About this exercise → Type out the whole listing again exactly, pictures omitted.
--------
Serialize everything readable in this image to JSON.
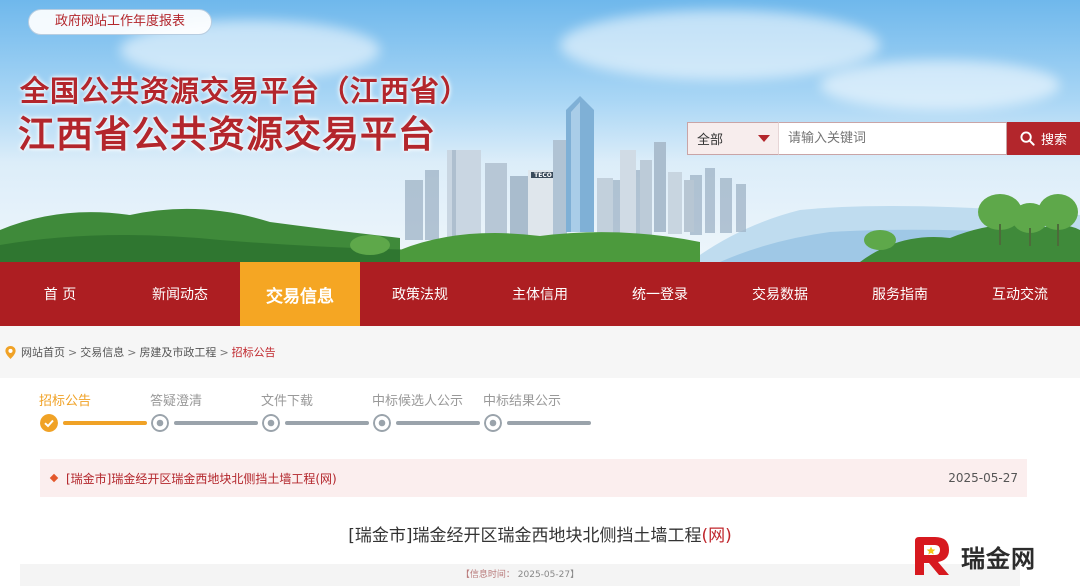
{
  "banner": {
    "report_link": "政府网站工作年度报表",
    "title_sub": "全国公共资源交易平台（江西省）",
    "title_main": "江西省公共资源交易平台"
  },
  "search": {
    "category": "全部",
    "placeholder": "请输入关键词",
    "button_label": "搜索"
  },
  "nav": {
    "items": [
      {
        "label": "首 页"
      },
      {
        "label": "新闻动态"
      },
      {
        "label": "交易信息"
      },
      {
        "label": "政策法规"
      },
      {
        "label": "主体信用"
      },
      {
        "label": "统一登录"
      },
      {
        "label": "交易数据"
      },
      {
        "label": "服务指南"
      },
      {
        "label": "互动交流"
      }
    ],
    "active_index": 2
  },
  "breadcrumb": {
    "items": [
      "网站首页",
      "交易信息",
      "房建及市政工程",
      "招标公告"
    ],
    "separators": [
      ">",
      ">",
      ">"
    ]
  },
  "steps": {
    "items": [
      {
        "label": "招标公告"
      },
      {
        "label": "答疑澄清"
      },
      {
        "label": "文件下载"
      },
      {
        "label": "中标候选人公示"
      },
      {
        "label": "中标结果公示"
      }
    ],
    "active_index": 0
  },
  "notice": {
    "title": "[瑞金市]瑞金经开区瑞金西地块北侧挡土墙工程(网)",
    "date": "2025-05-27"
  },
  "article": {
    "title_main": "[瑞金市]瑞金经开区瑞金西地块北侧挡土墙工程",
    "title_suffix": "(网)",
    "info_label": "【信息时间：",
    "info_date": "2025-05-27】"
  },
  "watermark": {
    "text": "瑞金网"
  },
  "colors": {
    "brand_red": "#ad1e22",
    "active_orange": "#f5a623",
    "step_active": "#f0a226",
    "step_inactive": "#9aa3ab"
  }
}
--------
Response box →
Serialize everything readable in this image to JSON.
{
  "banner": {
    "report_link": "政府网站工作年度报表",
    "title_sub": "全国公共资源交易平台（江西省）",
    "title_main": "江西省公共资源交易平台"
  },
  "search": {
    "category": "全部",
    "placeholder": "请输入关键词",
    "button_label": "搜索"
  },
  "nav": {
    "items": [
      {
        "label": "首 页"
      },
      {
        "label": "新闻动态"
      },
      {
        "label": "交易信息"
      },
      {
        "label": "政策法规"
      },
      {
        "label": "主体信用"
      },
      {
        "label": "统一登录"
      },
      {
        "label": "交易数据"
      },
      {
        "label": "服务指南"
      },
      {
        "label": "互动交流"
      }
    ],
    "active_index": 2
  },
  "breadcrumb": {
    "items": [
      "网站首页",
      "交易信息",
      "房建及市政工程",
      "招标公告"
    ],
    "separators": [
      ">",
      ">",
      ">"
    ]
  },
  "steps": {
    "items": [
      {
        "label": "招标公告"
      },
      {
        "label": "答疑澄清"
      },
      {
        "label": "文件下载"
      },
      {
        "label": "中标候选人公示"
      },
      {
        "label": "中标结果公示"
      }
    ],
    "active_index": 0
  },
  "notice": {
    "title": "[瑞金市]瑞金经开区瑞金西地块北侧挡土墙工程(网)",
    "date": "2025-05-27"
  },
  "article": {
    "title_main": "[瑞金市]瑞金经开区瑞金西地块北侧挡土墙工程",
    "title_suffix": "(网)",
    "info_label": "【信息时间：",
    "info_date": "2025-05-27】"
  },
  "watermark": {
    "text": "瑞金网"
  },
  "colors": {
    "brand_red": "#ad1e22",
    "active_orange": "#f5a623",
    "step_active": "#f0a226",
    "step_inactive": "#9aa3ab"
  }
}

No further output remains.